25 San Diego Padres
Last Week: 24
Without Jake Peavy, the Padres are scrambling for an ace. Actually, they're scrambling for any recognizable name in the rotation. So far, of the six non-Peavy starters they've used this year, only one -- Chris Young -- has a winning record in the major leagues. None has won more than 12 games in a single season. Which essentially means you can turn the lights out on this Padres team.

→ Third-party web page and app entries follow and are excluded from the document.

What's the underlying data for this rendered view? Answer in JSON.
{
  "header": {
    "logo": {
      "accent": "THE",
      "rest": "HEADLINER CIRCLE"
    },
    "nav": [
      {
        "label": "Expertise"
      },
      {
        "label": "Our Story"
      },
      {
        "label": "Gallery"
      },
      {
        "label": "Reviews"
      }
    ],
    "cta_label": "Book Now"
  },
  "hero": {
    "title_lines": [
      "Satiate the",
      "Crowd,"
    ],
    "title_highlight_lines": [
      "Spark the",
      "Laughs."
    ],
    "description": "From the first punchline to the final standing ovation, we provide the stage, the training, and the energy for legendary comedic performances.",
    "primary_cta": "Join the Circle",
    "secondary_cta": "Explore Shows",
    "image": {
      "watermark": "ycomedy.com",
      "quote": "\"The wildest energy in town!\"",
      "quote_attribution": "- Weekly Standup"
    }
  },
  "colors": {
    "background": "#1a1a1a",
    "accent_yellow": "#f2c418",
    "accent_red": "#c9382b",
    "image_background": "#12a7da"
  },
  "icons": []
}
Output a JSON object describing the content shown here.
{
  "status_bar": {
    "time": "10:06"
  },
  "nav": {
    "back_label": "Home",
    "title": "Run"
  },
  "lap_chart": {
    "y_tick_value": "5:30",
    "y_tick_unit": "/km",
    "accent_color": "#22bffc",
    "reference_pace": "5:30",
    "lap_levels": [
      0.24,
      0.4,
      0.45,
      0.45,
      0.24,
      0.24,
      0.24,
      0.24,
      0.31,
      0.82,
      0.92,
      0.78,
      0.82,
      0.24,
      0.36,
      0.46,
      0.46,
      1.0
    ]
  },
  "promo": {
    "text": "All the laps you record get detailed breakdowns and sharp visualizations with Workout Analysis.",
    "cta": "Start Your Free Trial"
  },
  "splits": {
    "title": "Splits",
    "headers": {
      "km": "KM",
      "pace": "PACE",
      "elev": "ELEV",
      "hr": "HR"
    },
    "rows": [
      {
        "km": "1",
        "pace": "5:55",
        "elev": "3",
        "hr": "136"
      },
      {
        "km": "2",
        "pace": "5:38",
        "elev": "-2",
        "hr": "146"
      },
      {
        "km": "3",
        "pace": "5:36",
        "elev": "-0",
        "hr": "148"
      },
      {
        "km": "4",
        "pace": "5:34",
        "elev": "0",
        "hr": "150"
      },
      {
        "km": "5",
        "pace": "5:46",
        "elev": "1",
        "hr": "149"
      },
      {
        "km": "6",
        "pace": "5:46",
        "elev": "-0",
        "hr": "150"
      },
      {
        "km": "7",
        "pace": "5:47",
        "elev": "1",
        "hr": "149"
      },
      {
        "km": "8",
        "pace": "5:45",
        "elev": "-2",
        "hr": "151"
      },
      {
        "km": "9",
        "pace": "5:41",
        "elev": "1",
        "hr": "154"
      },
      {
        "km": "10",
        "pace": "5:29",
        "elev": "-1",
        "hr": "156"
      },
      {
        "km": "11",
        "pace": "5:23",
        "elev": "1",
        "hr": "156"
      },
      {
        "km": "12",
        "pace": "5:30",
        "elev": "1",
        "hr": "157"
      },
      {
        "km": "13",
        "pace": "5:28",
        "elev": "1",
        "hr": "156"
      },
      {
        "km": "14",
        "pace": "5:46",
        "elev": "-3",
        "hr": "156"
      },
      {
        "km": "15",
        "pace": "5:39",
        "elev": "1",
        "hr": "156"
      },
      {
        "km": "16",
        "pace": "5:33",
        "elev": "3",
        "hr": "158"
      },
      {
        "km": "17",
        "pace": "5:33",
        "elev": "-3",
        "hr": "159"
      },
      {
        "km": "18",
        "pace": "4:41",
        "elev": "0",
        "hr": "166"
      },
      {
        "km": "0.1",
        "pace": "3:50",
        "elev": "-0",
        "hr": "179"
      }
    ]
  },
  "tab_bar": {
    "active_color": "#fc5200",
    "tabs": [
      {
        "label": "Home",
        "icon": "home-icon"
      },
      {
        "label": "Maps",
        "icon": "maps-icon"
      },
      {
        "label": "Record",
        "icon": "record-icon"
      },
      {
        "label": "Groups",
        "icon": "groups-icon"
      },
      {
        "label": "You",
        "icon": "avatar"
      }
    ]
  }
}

Any disappointed Padres fans can comfort themselves with the knowledge that they live in San Diego, which is probably the best consolation prize I can think of.
26 Kansas City Royals
Last Week: 28
The Royals are doomed to forever rue the fact they passed on drafting Albert Pujols (multiple times, as Pujols went in the 13th round). I cannot remember another player who so consistently tormented another team in a similar situation. The Royals better pray Pujols never winds up in the AL Central. After destroying them again last weekend, Pujols is now batting .394 with 14 home runs and 50 RBIs in just 42 career games against the Royals, who may want to just publicly apologize for passing on the K.C. JUCO star in the 1999 draft.
27 Oakland Athletics
Last Week: 25
The A's held a reunion for their most recent World Series winners, the 1989 club that swept the Giants in the Bay Bridge Series known mostly for an earthquake and Storm Davis' mullet. Jose Canseco and Mark McGwire did not attend the reunion, but no one really cared because Rickey Henderson was there. In fact, no one else could have shown up and as long as Rickey was there, people would have been entertained (by the way, if you haven't read Tom Verducci's piece on Henderson from 2003, stop what you're doing right now and read it. Three words: "Rickey's the best."). He got the biggest cheers of all from his hometown crowd, where he had four different stints as a player and said later, "It's all goose bumps."
28 Cleveland Indians
Last Week: 27
How desperate are the Indians and Pirates for rivals? They want to be rivals with each other. Pirates GM Neal Huntington said, "There's a natural rivalry between the two cities." Sure, if by "natural rivalry" you mean two teams in different leagues, different states, separated by a three-hour drive, who have never faced each other in the postseason, then, yeah, I guess I can see that. Or maybe it's just natural because they're both in last place right now.
29 Arizona Diamondbacks
Last Week: 29
Staring at an almost 20-game deficit in the NL West, the Diamondbacks' season was pretty much over anyway, but the nail will be driven in for sure if Brandon Webb is out for the season with an injured right shoulder that has kept him on the disabled list since April 13.
30 Washington Nationals
Last Week: 30
The Nationals won consecutive series against the Yankees and Blue Jays last week, a rare bright spot in an otherwise lost season. They also welcomed their 10 millionth fan to a Nats home game since they moved to D.C. in 2005. Among the perks for being that lucky fan: a Ryan Zimmerman jersey and tickets to the Elton John/Billy Joel concert at the park in July. By the way, did you know Elton John is a huge baseball fan? It's true. He requested autographs from Joe Mauer and Justin Morneau recently and is a huge fan of the Atlanta Braves. These are the things you find out in the Nats' space of the PRs.
Disagree with Ted?

Ted Keith's Mailbag
Ted Keith will answer select questions from users in his weekly Baseball Mailbag.

You May Like